Jacqueline Lentzou consolidates her position as a talent to watch

This is a highly anticipated debut from Lentzou, the director of a number of acclaimed short films which have screened at festivals including Cannes, Berlin, Toronto and Locarno; winning prizes such as the Cannes Semaine de La Critique Leica Cine Discovery Award (for Hector Malot: The Last Day of the Year). Playful and idiosyncratic in approach, it’s a neat fit for Berlin’s Encounters competition, and should find a warm reception on the festival circuit going forwards. It’s a title which will likely be on the radar of arthouse distributors, both for its engaging freshness and for the opportunity to cultivate a relationship with Lentzou, who consolidates her position as a talent to watch.

The title, and chapter headings, reference a deck of Tarot cards, with the first one showing a blindfolded woman – a woman like Artemis, who at the film’s opening can see no way forward in the relationship with Paris. Artemis and her father, she explains in a conversation with an unseen stranger, have “a communication problem”. And the picture, which styles itself as “a film about love, movement, flow, and the lack of them”, finds inventive ways to incorporate the voices of both characters, while also negotiating the stubborn block of silence between them. The film employs scrapbook cuttings of Paris’s camcorder footage, grainy and smeared, which feels like a glimpse of the past viewed through a dirty window. The more we – and Artemis – learn about Paris’s life however, the greater the unexpected resonance that these clips take on. Elsewhere, excerpts from Artemis’s diary are ribboned through the film.

Perhaps more revealing still are the moments in which she revives her father’s voice as she remembers it, replaying both sides of a teenage argument about a sleepover which, even now, leaves her with her face buried in a pillow, crying hopeless, angry tears. Alone in his home, she explores his space, drinks his booze, listens to his music. Her motives seem mixed. Is she trying to know him better through inhabiting his world, or is she claiming it for herself, in a belated act of adolescent rebellion? In the central role, Kokkali is a mercurial and fascinating presence, the odd angles of her face seem to constantly reshape themselves – one moment we see the child adrift from her father and struggling to bridge the gap, at another, she’s a woman burdened by an unwieldy mix of duty, worry and crushing boredom. The camera frequently lingers on her face, as whole conversations unfold just outside of the tight frame.
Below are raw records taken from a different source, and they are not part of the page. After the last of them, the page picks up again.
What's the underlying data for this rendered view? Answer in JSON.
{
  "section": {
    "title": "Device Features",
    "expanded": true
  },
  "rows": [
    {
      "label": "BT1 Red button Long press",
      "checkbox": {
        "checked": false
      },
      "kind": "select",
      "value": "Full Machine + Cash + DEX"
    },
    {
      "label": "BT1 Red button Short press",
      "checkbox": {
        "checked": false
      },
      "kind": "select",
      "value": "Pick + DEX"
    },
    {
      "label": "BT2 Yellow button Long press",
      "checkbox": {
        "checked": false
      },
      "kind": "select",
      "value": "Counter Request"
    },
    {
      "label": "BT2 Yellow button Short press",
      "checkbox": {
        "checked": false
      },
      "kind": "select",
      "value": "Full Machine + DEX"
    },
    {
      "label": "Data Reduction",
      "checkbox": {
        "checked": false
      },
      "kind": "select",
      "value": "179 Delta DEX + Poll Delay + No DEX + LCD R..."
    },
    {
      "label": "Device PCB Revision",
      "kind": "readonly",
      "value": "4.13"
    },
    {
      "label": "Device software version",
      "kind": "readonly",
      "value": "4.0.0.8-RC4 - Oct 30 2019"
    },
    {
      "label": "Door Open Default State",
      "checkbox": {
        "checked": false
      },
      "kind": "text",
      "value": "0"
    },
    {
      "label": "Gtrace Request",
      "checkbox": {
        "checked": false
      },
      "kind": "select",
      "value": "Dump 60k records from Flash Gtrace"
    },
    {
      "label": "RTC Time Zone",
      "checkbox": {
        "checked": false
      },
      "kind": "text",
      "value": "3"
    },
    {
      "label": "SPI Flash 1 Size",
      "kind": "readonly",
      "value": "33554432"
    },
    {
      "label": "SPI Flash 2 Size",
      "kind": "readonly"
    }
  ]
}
Equally articulate is the way the lens explores the charged space between father and daughter. The indignities of his condition force a physical intimacy which only serves to accentuate the emotional distance between them. Reliant on her for his mobility, Paris grips his daughter’s arm with his weakened fingers, but avoids her eyes. When the shutters between them finally begin to lift, thanks to a combination of her ice-cream habit and his long hidden secret, it feels like light flooding into a darkened room.

Production Companies: Blonde SA

International Sales: Luxbox info@luxboxfilms.com

Producer: Fenia Cossovitsa

Editing: Smaro Papaevangelou

Cinematography: Konstantinos Koukoulios

Production Design: Stavros Liokalos

Music: Delphine Malaussena

Main cast: Sofia Kokkali, Lazaros Georgakopoulos, Maria Zorba, Nikitas Tsakiroglou, Isavella Boulai, Elena Topalidou, Kaiti Imrochori, Nikolas Hanakoulas